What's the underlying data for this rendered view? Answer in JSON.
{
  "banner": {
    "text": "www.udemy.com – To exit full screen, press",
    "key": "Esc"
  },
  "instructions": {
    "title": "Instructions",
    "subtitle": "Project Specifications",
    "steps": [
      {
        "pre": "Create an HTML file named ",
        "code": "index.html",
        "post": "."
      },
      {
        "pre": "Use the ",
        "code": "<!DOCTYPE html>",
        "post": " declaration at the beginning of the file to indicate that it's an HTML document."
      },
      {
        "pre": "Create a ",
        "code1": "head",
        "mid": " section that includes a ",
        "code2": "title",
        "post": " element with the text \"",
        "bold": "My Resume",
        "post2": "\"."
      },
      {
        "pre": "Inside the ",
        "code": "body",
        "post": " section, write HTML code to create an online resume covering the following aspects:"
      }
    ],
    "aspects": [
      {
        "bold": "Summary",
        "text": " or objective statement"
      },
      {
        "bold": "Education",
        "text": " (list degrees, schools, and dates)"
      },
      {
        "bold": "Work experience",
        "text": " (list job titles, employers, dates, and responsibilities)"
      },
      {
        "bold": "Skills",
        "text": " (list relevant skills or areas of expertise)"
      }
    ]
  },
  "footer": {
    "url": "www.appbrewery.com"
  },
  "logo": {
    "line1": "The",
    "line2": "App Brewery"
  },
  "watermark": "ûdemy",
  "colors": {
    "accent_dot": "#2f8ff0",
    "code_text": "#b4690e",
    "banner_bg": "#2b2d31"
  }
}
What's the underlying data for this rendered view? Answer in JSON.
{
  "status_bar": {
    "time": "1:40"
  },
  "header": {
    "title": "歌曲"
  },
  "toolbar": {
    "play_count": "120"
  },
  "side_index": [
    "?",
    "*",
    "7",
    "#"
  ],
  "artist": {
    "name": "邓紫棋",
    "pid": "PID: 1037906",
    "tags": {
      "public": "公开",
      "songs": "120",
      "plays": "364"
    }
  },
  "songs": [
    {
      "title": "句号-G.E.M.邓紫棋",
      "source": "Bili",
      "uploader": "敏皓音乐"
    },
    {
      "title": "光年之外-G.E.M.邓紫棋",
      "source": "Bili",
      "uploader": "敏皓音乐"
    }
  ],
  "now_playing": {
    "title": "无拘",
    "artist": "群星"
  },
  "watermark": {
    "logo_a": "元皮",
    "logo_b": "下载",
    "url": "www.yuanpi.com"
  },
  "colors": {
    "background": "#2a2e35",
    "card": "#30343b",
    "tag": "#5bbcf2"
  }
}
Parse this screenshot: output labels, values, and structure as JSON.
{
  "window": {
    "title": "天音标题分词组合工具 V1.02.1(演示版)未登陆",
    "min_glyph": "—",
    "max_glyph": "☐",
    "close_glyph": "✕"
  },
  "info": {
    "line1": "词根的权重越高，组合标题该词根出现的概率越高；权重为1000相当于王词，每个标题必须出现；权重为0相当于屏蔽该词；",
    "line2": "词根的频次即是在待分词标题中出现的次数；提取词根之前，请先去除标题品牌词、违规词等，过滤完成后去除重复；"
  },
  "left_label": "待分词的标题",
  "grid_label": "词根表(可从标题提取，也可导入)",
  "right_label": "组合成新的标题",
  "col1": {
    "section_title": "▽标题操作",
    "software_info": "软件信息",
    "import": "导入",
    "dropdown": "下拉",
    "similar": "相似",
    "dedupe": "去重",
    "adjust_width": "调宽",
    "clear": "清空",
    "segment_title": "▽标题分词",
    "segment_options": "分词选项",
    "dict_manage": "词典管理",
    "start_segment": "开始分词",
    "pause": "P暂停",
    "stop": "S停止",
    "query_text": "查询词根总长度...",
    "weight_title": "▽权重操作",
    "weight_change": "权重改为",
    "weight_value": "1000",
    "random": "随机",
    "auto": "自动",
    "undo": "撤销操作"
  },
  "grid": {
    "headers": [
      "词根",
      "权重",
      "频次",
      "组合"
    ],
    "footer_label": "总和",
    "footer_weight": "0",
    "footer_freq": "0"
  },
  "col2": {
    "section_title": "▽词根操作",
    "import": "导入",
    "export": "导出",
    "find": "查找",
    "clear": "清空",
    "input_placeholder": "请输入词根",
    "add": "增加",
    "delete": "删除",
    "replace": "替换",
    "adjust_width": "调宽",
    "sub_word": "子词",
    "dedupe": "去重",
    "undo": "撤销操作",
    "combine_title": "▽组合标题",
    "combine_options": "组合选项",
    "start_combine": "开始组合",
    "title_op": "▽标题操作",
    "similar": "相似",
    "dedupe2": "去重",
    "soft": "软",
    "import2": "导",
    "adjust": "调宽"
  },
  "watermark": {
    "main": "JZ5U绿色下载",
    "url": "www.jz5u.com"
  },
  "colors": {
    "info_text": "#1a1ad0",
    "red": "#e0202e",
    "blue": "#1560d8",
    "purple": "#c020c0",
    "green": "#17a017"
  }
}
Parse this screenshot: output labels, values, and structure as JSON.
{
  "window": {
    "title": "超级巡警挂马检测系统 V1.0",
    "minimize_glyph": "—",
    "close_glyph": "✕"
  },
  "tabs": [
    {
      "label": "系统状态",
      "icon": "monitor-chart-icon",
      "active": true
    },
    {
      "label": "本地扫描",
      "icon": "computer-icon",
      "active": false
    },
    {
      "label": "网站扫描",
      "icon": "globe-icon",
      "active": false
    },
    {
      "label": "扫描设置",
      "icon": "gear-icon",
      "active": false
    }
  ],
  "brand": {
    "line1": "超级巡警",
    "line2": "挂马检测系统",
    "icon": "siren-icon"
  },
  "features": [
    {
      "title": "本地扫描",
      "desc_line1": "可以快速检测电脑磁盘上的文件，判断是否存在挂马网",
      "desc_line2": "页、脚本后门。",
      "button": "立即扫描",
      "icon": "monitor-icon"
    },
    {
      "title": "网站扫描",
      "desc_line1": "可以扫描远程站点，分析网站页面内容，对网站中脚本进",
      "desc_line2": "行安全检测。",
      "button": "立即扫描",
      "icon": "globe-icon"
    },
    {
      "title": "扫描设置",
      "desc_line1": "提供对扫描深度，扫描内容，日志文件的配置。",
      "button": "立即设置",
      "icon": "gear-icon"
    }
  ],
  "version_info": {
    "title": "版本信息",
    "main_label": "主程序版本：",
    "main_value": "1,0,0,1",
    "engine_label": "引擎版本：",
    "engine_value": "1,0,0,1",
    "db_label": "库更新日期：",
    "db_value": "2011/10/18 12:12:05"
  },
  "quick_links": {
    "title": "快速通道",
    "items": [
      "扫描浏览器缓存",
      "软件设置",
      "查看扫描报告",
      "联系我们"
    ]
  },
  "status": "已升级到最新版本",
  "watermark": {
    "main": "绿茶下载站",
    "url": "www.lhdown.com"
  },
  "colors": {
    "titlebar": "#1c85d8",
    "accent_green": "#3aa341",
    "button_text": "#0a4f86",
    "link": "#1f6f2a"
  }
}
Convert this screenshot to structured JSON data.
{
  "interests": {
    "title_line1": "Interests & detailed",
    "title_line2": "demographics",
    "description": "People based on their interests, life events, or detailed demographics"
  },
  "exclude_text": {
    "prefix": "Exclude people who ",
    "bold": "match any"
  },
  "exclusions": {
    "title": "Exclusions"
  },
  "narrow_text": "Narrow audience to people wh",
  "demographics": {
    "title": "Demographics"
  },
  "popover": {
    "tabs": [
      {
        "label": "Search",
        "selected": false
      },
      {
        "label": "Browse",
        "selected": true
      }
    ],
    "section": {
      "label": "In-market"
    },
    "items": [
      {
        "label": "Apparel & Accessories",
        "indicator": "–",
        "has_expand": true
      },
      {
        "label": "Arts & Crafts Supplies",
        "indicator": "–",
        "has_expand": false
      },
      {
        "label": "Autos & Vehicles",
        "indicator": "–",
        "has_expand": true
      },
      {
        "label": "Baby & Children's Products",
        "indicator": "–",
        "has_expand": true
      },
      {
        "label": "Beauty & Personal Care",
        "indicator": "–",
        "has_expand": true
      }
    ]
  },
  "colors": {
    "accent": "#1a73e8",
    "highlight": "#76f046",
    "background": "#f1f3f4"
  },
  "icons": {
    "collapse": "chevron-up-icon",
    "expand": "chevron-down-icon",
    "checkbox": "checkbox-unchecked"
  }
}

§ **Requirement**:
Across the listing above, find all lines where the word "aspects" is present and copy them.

§ **Exercise result**:
        "post": " section, write HTML code to create an online resume covering the following aspects:"
    "aspects": [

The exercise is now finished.